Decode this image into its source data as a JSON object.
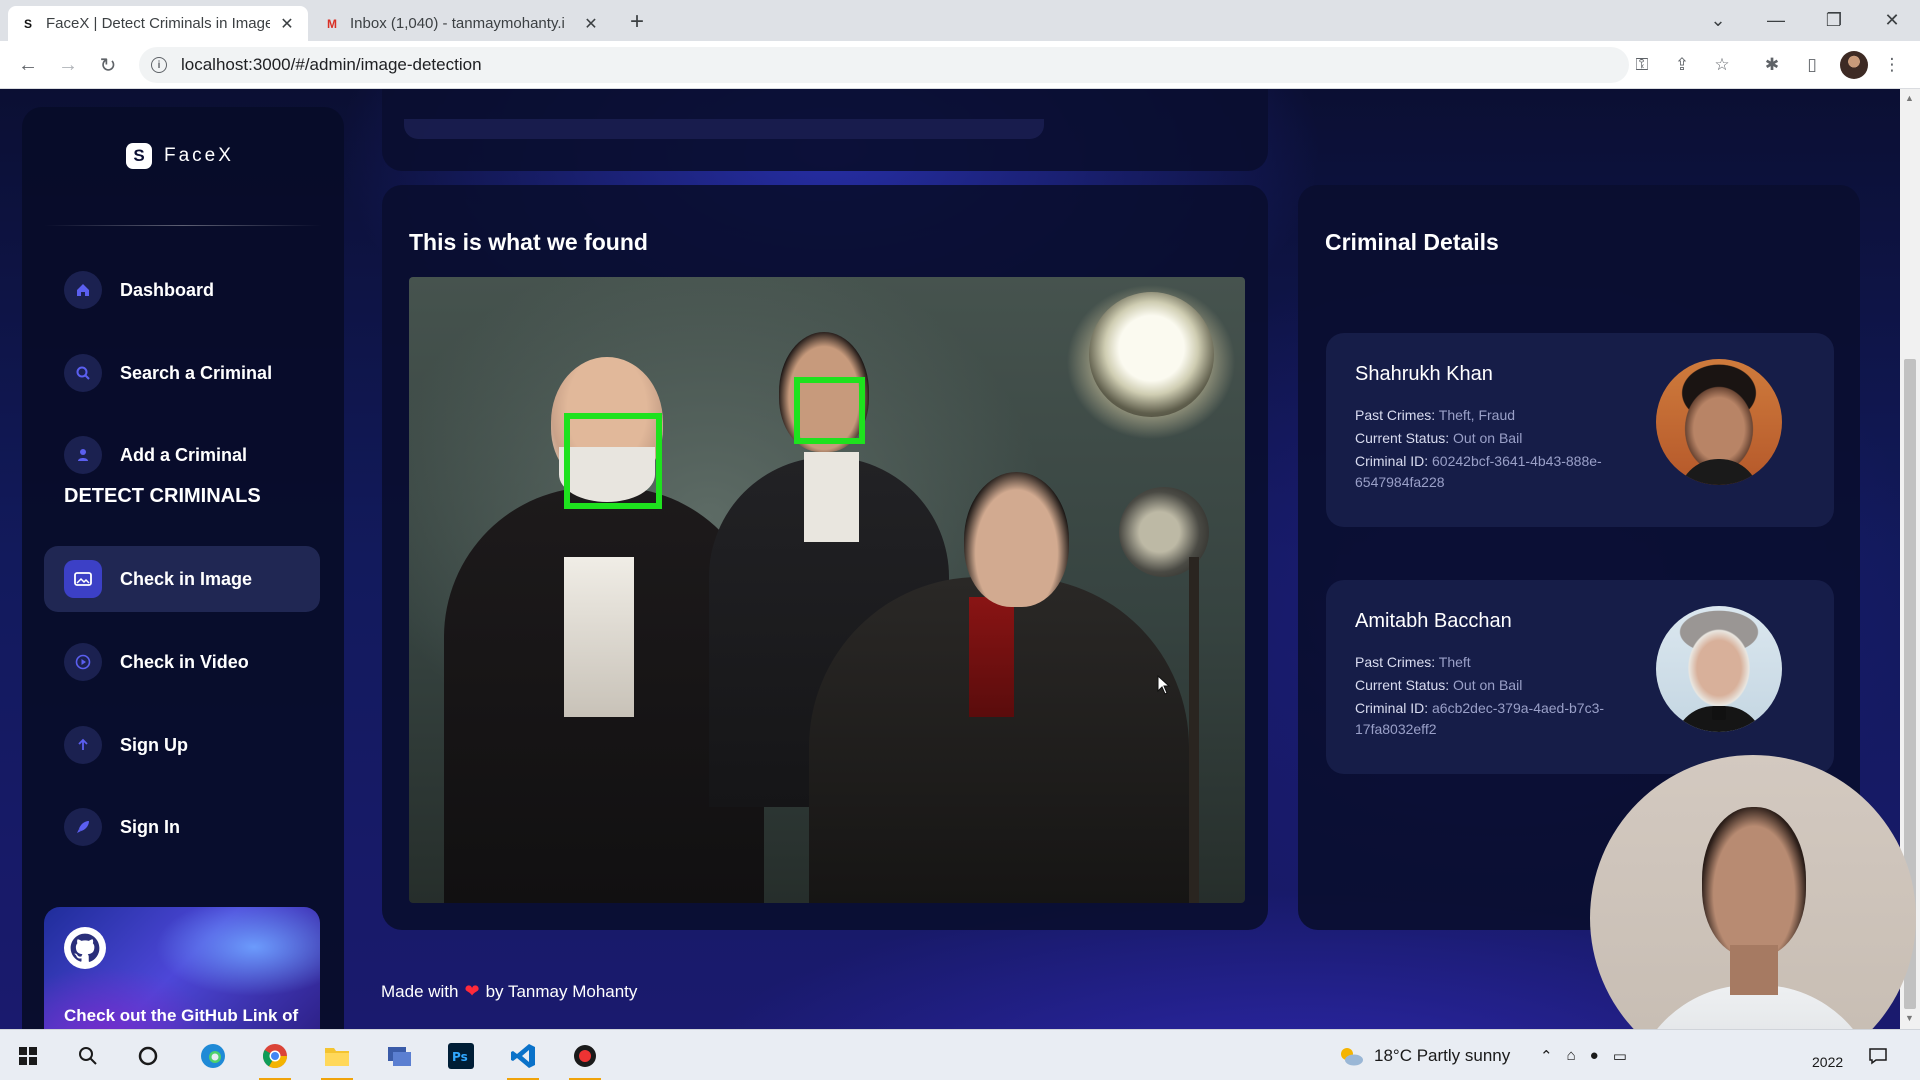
{
  "browser": {
    "tabs": [
      {
        "title": "FaceX | Detect Criminals in Image",
        "favicon": "S"
      },
      {
        "title": "Inbox (1,040) - tanmaymohanty.i",
        "favicon": "M"
      }
    ],
    "url": "localhost:3000/#/admin/image-detection"
  },
  "brand": {
    "logo_letter": "S",
    "name": "FaceX"
  },
  "sidebar": {
    "items": [
      {
        "label": "Dashboard",
        "icon": "home-icon"
      },
      {
        "label": "Search a Criminal",
        "icon": "search-icon"
      },
      {
        "label": "Add a Criminal",
        "icon": "user-icon"
      }
    ],
    "section_title": "DETECT CRIMINALS",
    "detect_items": [
      {
        "label": "Check in Image",
        "icon": "image-icon",
        "active": true
      },
      {
        "label": "Check in Video",
        "icon": "play-icon"
      },
      {
        "label": "Sign Up",
        "icon": "arrow-up-icon"
      },
      {
        "label": "Sign In",
        "icon": "rocket-icon"
      }
    ],
    "github_card": {
      "text": "Check out the GitHub Link of the Project"
    }
  },
  "found": {
    "title": "This is what we found"
  },
  "details": {
    "title": "Criminal Details",
    "criminals": [
      {
        "name": "Shahrukh Khan",
        "past_crimes_label": "Past Crimes:",
        "past_crimes": "Theft, Fraud",
        "status_label": "Current Status:",
        "status": "Out on Bail",
        "id_label": "Criminal ID:",
        "id": "60242bcf-3641-4b43-888e-6547984fa228"
      },
      {
        "name": "Amitabh Bacchan",
        "past_crimes_label": "Past Crimes:",
        "past_crimes": "Theft",
        "status_label": "Current Status:",
        "status": "Out on Bail",
        "id_label": "Criminal ID:",
        "id": "a6cb2dec-379a-4aed-b7c3-17fa8032eff2"
      }
    ]
  },
  "footer": {
    "made_with": "Made with",
    "by": "by Tanmay Mohanty"
  },
  "taskbar": {
    "weather": "18°C  Partly sunny",
    "clock_year": "2022"
  },
  "colors": {
    "accent": "#3c40c6",
    "detection_box": "#1ee21e",
    "heart": "#ff2a3a"
  }
}
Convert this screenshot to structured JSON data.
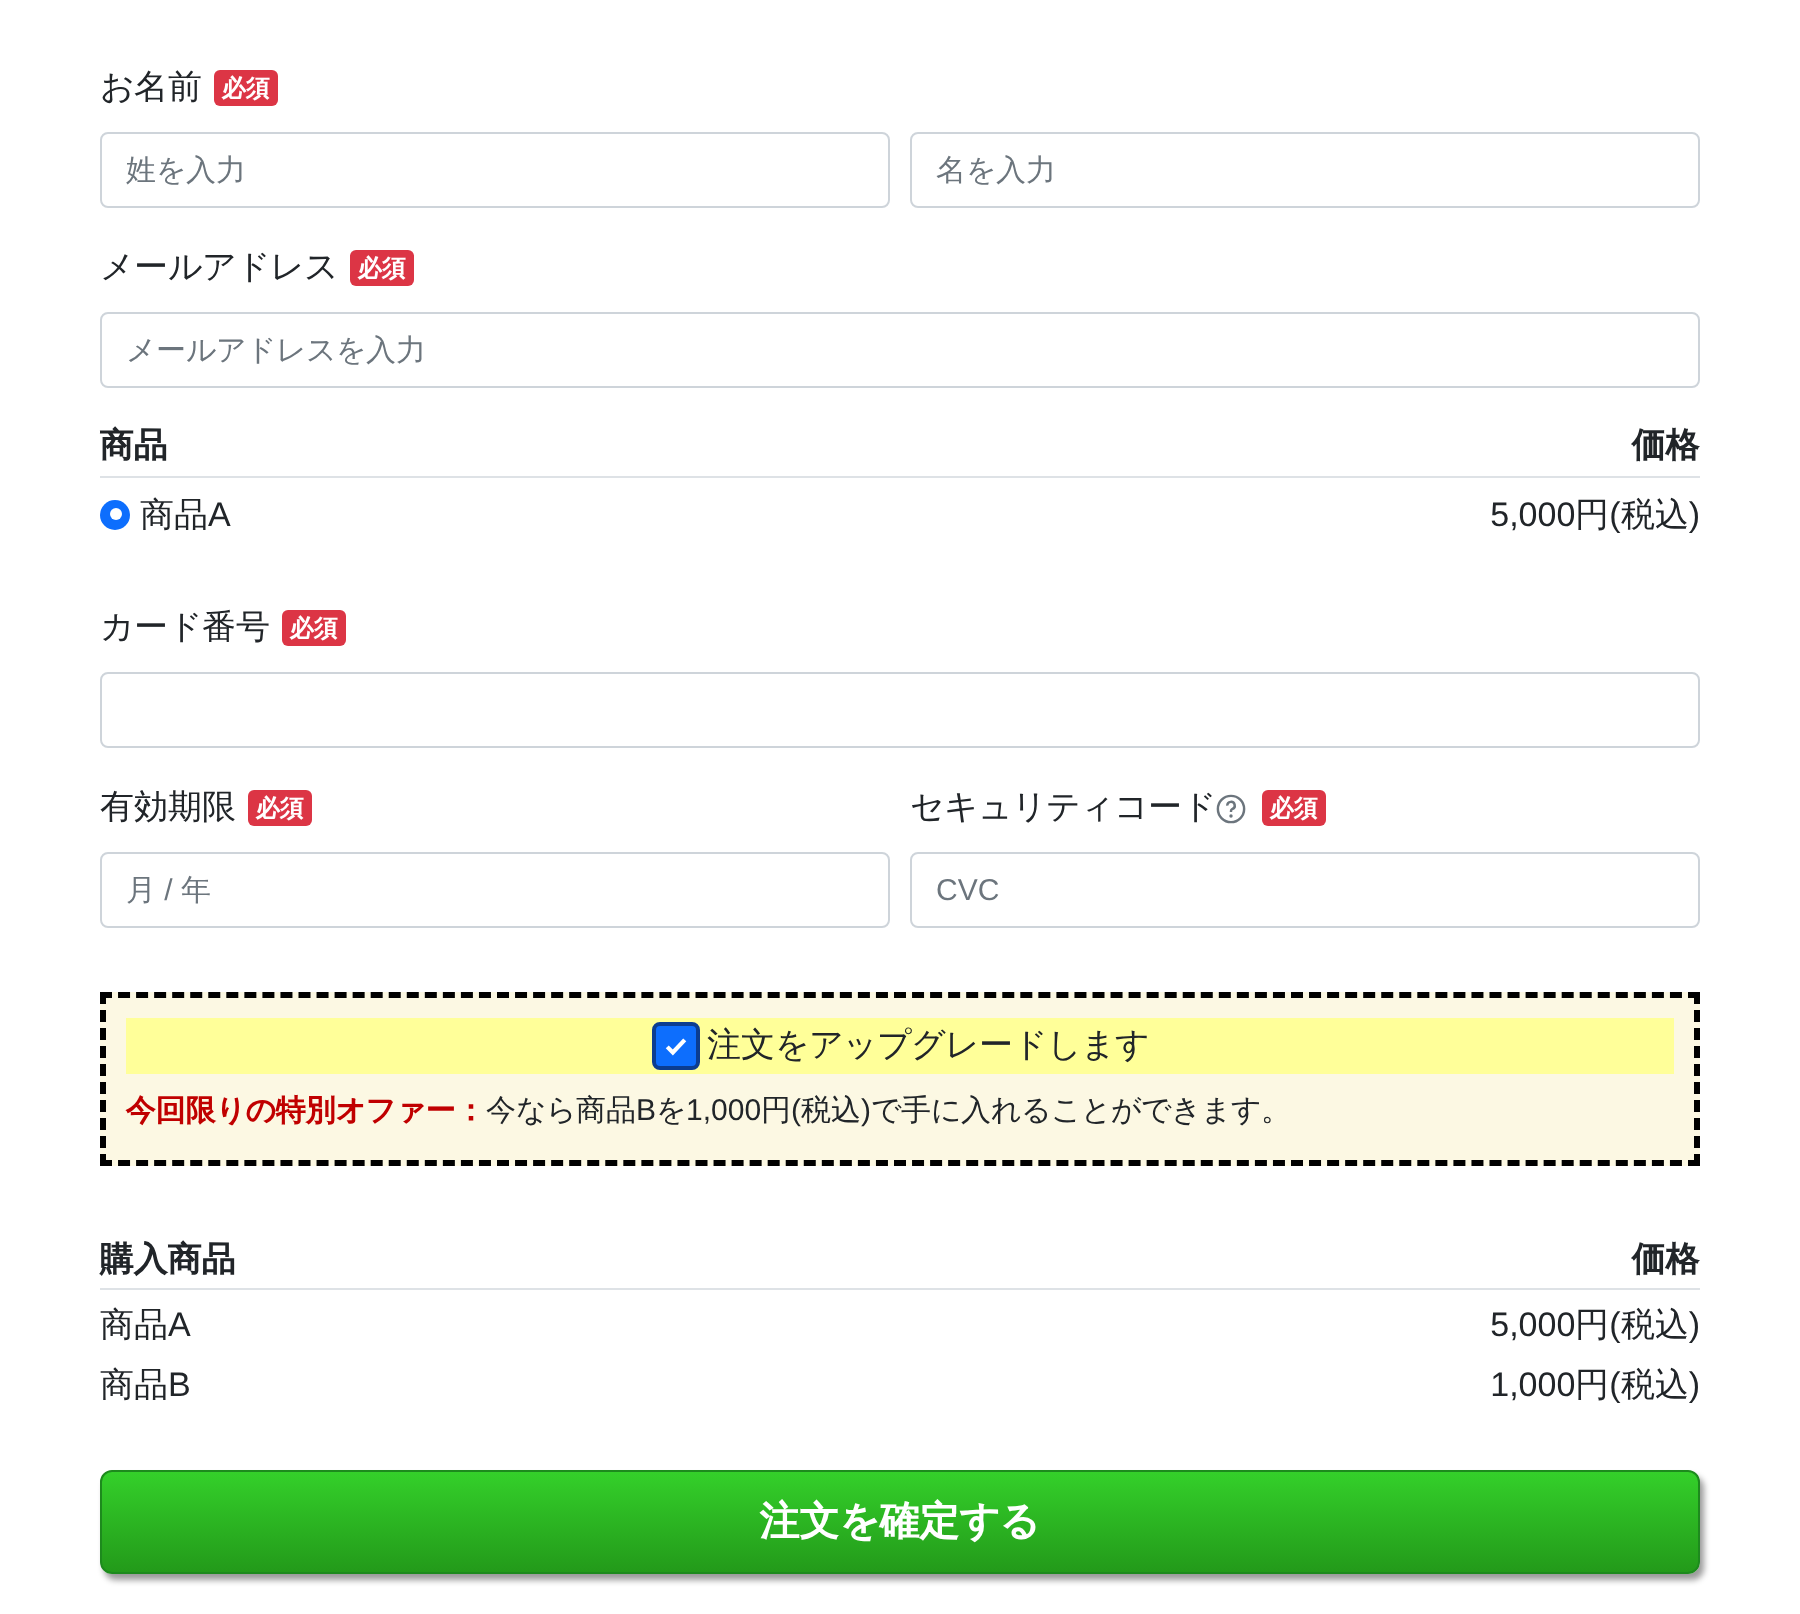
{
  "name": {
    "label": "お名前",
    "badge": "必須",
    "fields": [
      {
        "placeholder": "姓を入力"
      },
      {
        "placeholder": "名を入力"
      }
    ]
  },
  "email": {
    "label": "メールアドレス",
    "badge": "必須",
    "placeholder": "メールアドレスを入力"
  },
  "products": {
    "columns": [
      "商品",
      "価格"
    ],
    "items": [
      {
        "name": "商品A",
        "price": "5,000円(税込)",
        "selected": true
      }
    ]
  },
  "card": {
    "label": "カード番号",
    "badge": "必須"
  },
  "expiry": {
    "label": "有効期限",
    "badge": "必須",
    "placeholder": "月 / 年"
  },
  "cvc": {
    "label": "セキュリティコード",
    "badge": "必須",
    "help": true,
    "placeholder": "CVC"
  },
  "upgrade": {
    "label": "注文をアップグレードします",
    "checked": true,
    "offer": "**今回限りの特別オファー：**今なら商品Bを1,000円(税込)で手に入れることができます。"
  },
  "summary": {
    "columns": [
      "購入商品",
      "価格"
    ],
    "rows": [
      {
        "name": "商品A",
        "price": "5,000円(税込)"
      },
      {
        "name": "商品B",
        "price": "1,000円(税込)"
      }
    ]
  },
  "submit": "注文を確定する"
}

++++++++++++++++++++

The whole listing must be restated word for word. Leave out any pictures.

Decode this image into its source data as a JSON object.
{
  "browser": {
    "tabs": [
      {
        "title": "FaceX | Detect Criminals in Image",
        "favicon": "S"
      },
      {
        "title": "Inbox (1,040) - tanmaymohanty.i",
        "favicon": "M"
      }
    ],
    "url": "localhost:3000/#/admin/image-detection"
  },
  "brand": {
    "logo_letter": "S",
    "name": "FaceX"
  },
  "sidebar": {
    "items": [
      {
        "label": "Dashboard",
        "icon": "home-icon"
      },
      {
        "label": "Search a Criminal",
        "icon": "search-icon"
      },
      {
        "label": "Add a Criminal",
        "icon": "user-icon"
      }
    ],
    "section_title": "DETECT CRIMINALS",
    "detect_items": [
      {
        "label": "Check in Image",
        "icon": "image-icon",
        "active": true
      },
      {
        "label": "Check in Video",
        "icon": "play-icon"
      },
      {
        "label": "Sign Up",
        "icon": "arrow-up-icon"
      },
      {
        "label": "Sign In",
        "icon": "rocket-icon"
      }
    ],
    "github_card": {
      "text": "Check out the GitHub Link of the Project"
    }
  },
  "found": {
    "title": "This is what we found"
  },
  "details": {
    "title": "Criminal Details",
    "criminals": [
      {
        "name": "Shahrukh Khan",
        "past_crimes_label": "Past Crimes:",
        "past_crimes": "Theft, Fraud",
        "status_label": "Current Status:",
        "status": "Out on Bail",
        "id_label": "Criminal ID:",
        "id": "60242bcf-3641-4b43-888e-6547984fa228"
      },
      {
        "name": "Amitabh Bacchan",
        "past_crimes_label": "Past Crimes:",
        "past_crimes": "Theft",
        "status_label": "Current Status:",
        "status": "Out on Bail",
        "id_label": "Criminal ID:",
        "id": "a6cb2dec-379a-4aed-b7c3-17fa8032eff2"
      }
    ]
  },
  "footer": {
    "made_with": "Made with",
    "by": "by Tanmay Mohanty"
  },
  "taskbar": {
    "weather": "18°C  Partly sunny",
    "clock_year": "2022"
  },
  "colors": {
    "accent": "#3c40c6",
    "detection_box": "#1ee21e",
    "heart": "#ff2a3a"
  }
}
Convert this screenshot to structured JSON data.
{
  "name": {
    "label": "お名前",
    "badge": "必須",
    "fields": [
      {
        "placeholder": "姓を入力"
      },
      {
        "placeholder": "名を入力"
      }
    ]
  },
  "email": {
    "label": "メールアドレス",
    "badge": "必須",
    "placeholder": "メールアドレスを入力"
  },
  "products": {
    "columns": [
      "商品",
      "価格"
    ],
    "items": [
      {
        "name": "商品A",
        "price": "5,000円(税込)",
        "selected": true
      }
    ]
  },
  "card": {
    "label": "カード番号",
    "badge": "必須"
  },
  "expiry": {
    "label": "有効期限",
    "badge": "必須",
    "placeholder": "月 / 年"
  },
  "cvc": {
    "label": "セキュリティコード",
    "badge": "必須",
    "help": true,
    "placeholder": "CVC"
  },
  "upgrade": {
    "label": "注文をアップグレードします",
    "checked": true,
    "offer": "**今回限りの特別オファー：**今なら商品Bを1,000円(税込)で手に入れることができます。"
  },
  "summary": {
    "columns": [
      "購入商品",
      "価格"
    ],
    "rows": [
      {
        "name": "商品A",
        "price": "5,000円(税込)"
      },
      {
        "name": "商品B",
        "price": "1,000円(税込)"
      }
    ]
  },
  "submit": "注文を確定する"
}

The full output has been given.